Robert N. Spengler III, Naomi F. Miller, Reinder Neef, Perry A. Tourtellotte, Claudia Chang
Central Asia is commonly referred to as a pastoral realm, and the first millennium B.C. is often thought to mark a period of increased mobility and reliance on animal husbandry. The economic shift of the first millennium B.C. is usually interpreted as a transition toward specialized pastoralism in Central Asia, and the point in time when the Central Asian ‘nomads’ or Scythians appear. Continue reading
Paula N. Doumani Dupuy, Robert N. Spengler III, Michael D. Frachetti Quaternary International (2017) 1-12
In this article, we introduce a new line of evidence for the passage and consumption of one commodity – textiles – into the Dzhungar Mountains of southeastern Kazakhstan during the incipient (i.e., Bronze Age), and later (i.e., Iron Age and Medieval Period) Silk Road periods. Although woolen textiles are known for neighboring western China from several discoveries of clothing in its prehistoric cemeteries, Continue reading
Robert N. Spengler III, Natalia Ryabogina, Pavel Tarasov, and Mayke Wagner
2016. The spread of agriculture into northern Central Asia: Timing, pathways, and environmental feedbacks. The Holocene.
Over the past decade researchers have directed greater focus toward understanding Bronze (3200-800 BC) and Iron Age (800 BC-AD 400) economies of Central Asia. In this article, we synthesize paleobotanical data from across this broad region and discuss the piecemeal archaeological evidence for agriculture in relation to environmental records of vegetation and climate change. The synthesis shows that Continue reading

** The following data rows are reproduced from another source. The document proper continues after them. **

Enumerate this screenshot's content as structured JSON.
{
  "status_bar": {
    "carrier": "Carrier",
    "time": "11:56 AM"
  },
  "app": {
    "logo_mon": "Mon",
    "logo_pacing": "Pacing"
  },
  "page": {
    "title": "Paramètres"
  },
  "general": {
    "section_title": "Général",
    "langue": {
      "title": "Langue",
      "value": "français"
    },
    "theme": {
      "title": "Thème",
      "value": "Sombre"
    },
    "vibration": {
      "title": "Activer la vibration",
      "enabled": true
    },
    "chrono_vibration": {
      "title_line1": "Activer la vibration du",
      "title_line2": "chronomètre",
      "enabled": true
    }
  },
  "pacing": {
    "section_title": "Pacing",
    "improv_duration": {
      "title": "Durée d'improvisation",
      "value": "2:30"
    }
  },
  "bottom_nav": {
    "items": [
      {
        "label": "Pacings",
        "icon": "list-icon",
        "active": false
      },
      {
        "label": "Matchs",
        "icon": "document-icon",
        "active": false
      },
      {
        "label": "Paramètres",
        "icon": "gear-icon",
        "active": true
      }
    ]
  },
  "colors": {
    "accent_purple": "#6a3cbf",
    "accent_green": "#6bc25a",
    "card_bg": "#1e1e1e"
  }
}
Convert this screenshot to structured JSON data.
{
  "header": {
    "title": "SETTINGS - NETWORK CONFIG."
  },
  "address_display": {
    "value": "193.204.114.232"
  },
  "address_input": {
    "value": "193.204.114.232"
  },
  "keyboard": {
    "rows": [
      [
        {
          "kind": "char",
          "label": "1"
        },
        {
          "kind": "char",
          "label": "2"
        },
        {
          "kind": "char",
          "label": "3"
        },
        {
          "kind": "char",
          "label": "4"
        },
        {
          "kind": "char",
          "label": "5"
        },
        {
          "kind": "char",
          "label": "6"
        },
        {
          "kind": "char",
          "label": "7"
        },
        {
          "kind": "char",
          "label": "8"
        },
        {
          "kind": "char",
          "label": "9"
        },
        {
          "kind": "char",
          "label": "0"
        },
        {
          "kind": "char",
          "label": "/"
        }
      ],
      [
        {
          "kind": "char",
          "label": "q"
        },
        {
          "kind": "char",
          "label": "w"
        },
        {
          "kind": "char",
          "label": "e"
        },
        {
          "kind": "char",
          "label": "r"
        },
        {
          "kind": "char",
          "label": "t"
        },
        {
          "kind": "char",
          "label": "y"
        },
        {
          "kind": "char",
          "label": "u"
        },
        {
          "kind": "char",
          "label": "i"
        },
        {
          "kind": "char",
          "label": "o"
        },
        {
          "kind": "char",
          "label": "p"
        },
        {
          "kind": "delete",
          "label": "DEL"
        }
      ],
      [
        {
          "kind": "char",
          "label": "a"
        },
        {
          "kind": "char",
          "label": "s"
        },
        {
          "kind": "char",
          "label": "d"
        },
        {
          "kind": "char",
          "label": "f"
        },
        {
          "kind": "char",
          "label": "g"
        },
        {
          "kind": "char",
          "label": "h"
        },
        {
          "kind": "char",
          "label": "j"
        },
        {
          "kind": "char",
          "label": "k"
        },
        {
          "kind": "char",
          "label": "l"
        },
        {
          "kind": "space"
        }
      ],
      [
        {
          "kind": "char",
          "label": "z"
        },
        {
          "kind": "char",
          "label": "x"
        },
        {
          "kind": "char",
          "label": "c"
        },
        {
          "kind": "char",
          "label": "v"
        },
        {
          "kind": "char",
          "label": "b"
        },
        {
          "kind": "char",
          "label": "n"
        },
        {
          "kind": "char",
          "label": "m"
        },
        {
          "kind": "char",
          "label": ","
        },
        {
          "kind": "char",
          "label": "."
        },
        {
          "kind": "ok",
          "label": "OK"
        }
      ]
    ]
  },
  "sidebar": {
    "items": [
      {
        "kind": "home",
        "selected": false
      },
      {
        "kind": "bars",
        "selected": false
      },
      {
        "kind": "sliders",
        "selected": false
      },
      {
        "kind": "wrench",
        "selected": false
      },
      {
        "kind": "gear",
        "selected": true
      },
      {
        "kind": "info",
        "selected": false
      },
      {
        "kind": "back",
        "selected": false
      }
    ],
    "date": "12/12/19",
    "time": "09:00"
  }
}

Robert N Spengler III; Ilaria de Nigris; Barbara Cerasetti; Marialetizia Carra; Lynne M Rouse.
2016. The Breadth of Dietary Economy in Bronze Age Central Asia: Case study from Adji Kui in the Murghab region of Turkmenistan. Journal of Archaeological Science: Reports.
Over the past decade research into the paleoeconomy of Bronze Age (3500-800 B.C.) peoples in Central Asia has shown how complex the productive economy was. The agropastoral system involved an array of crops and herd animals. In this article, we present a paleoethnobotanical study conducted on sediment samples from excavation units at the site of Adji Kui, Turkmenistan. Continue reading
Spengler, Robert N., III
2015. Agriculture in the Central Asian Bronze Age. Journal of World Prehistory. Peer-reviewed.
By the late third/early second millennium BC, increased interconnectivity in the mountains of Central Asia linked populations across Eurasia. This increasing interaction would later culminate in the Silk Road. While these populations are typically lumped together under the title of ‘nomads’, a growing corpus of data illustrates how diverse their economic strategies were, in many cases representing mixed agropastoral systems. Continue reading
Published Book Chapter
Spengler, Robert N., III
2014. Paleoethnobotanical Methods for the Study of Early Agriculture and Cuisine in the Prehistory of Central Asia. In Experience of Turkmenistan in Research and Museumification of Archaeological Findings. (pp. 326-328), Turkmenistan Ministry of Culture, Ashgabat.